Software Environment

We will be using a distribution of python known as Anaconda Python, which comes shipped with the majority of the tools that we need for the course. Click here to download Anaconda. Please choose the 64-bit version of Python 3.9 for your operating system (Windows/Mac/Linux), download it, and follow the default options during installation, includng registering this as the default Python for your system.

Once you install Anaconda, you should be able to launch Jupyter, which is the environment we will be using to write and run code. Under Windows, you can launch this by searching for them in the search bar. Under Mac/Linux, you can run it by typing jupyter in the command prompt.

Below is a picture of what jupyter looks like

External .py Files Autoreloaded in Jupyter

In this class, we'll treat jupyer notebooks like an extended "main" with experiments/plots, while the bulk of important methods will go in a separate .py file that we import into a jupyter notebook. You can make a .py file from within the jupyter interface as follows (or you can use any other text editor such as Visual Studio Code or Atom, as long as you save it in the same directory as your notebook):

Then, you can create a notebook and import all of the code from your file by typing

Where I'm assuming I'm in the same directory as a file called (or whatever else you want to call it). The autoreload extension makes it so that you don't have to restart your notebook every time you make changes to your .py file, unless you add methods, in which case you'll still need to restart the notebook

Google Colab
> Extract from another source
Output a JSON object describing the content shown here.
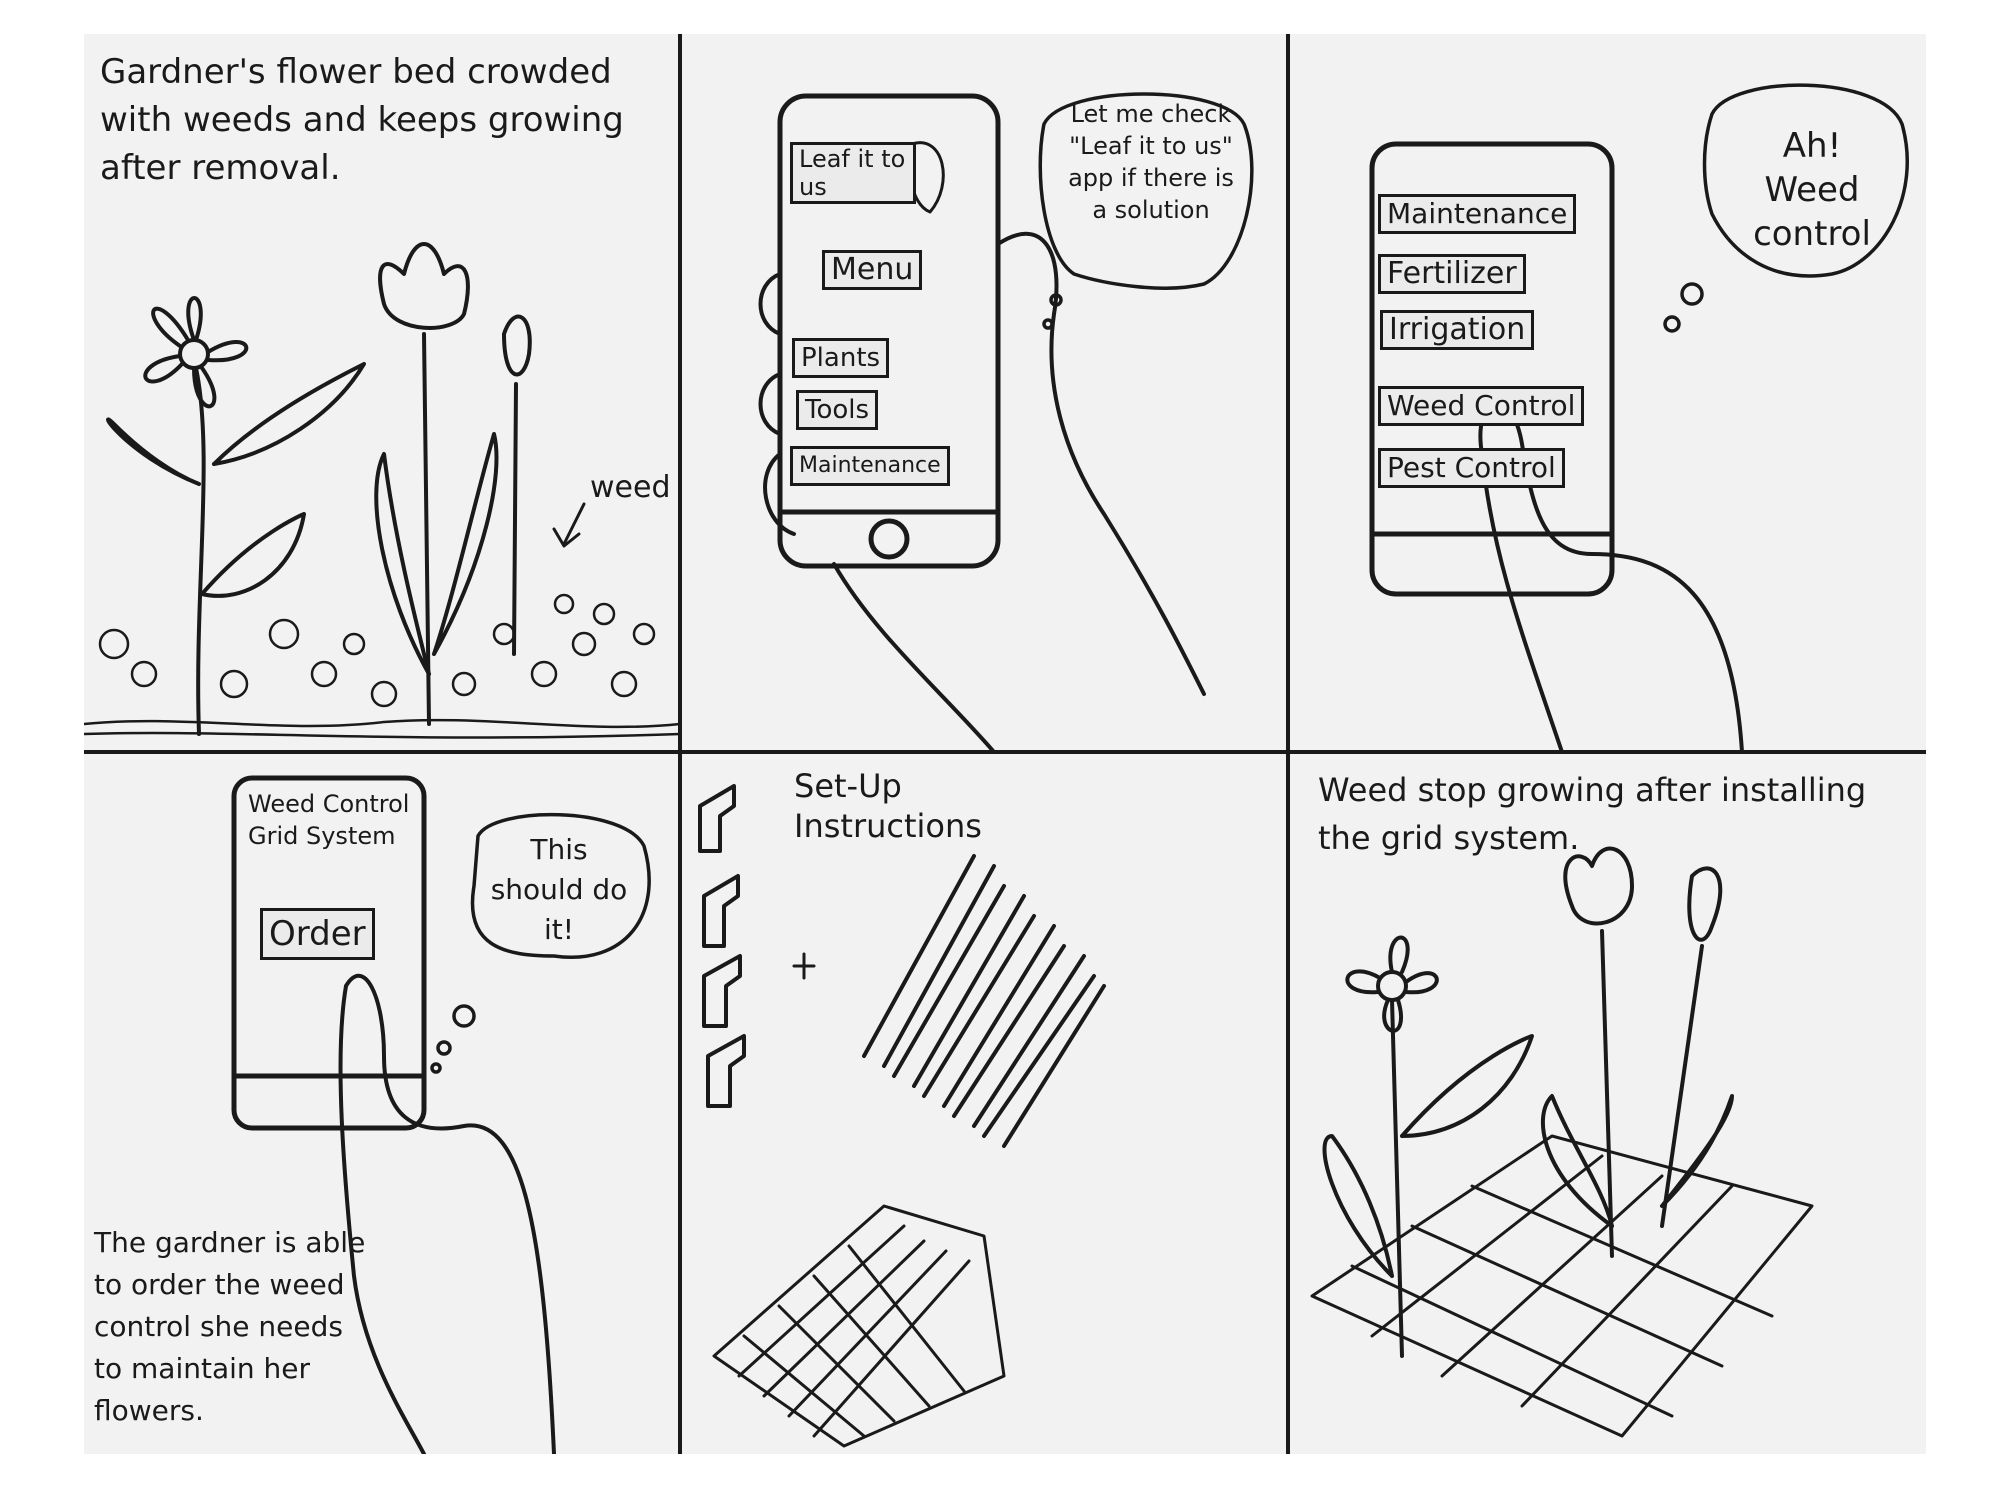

For students who prefer to work on the cloud during class, there is an option similar to known as Google Colab that you can use.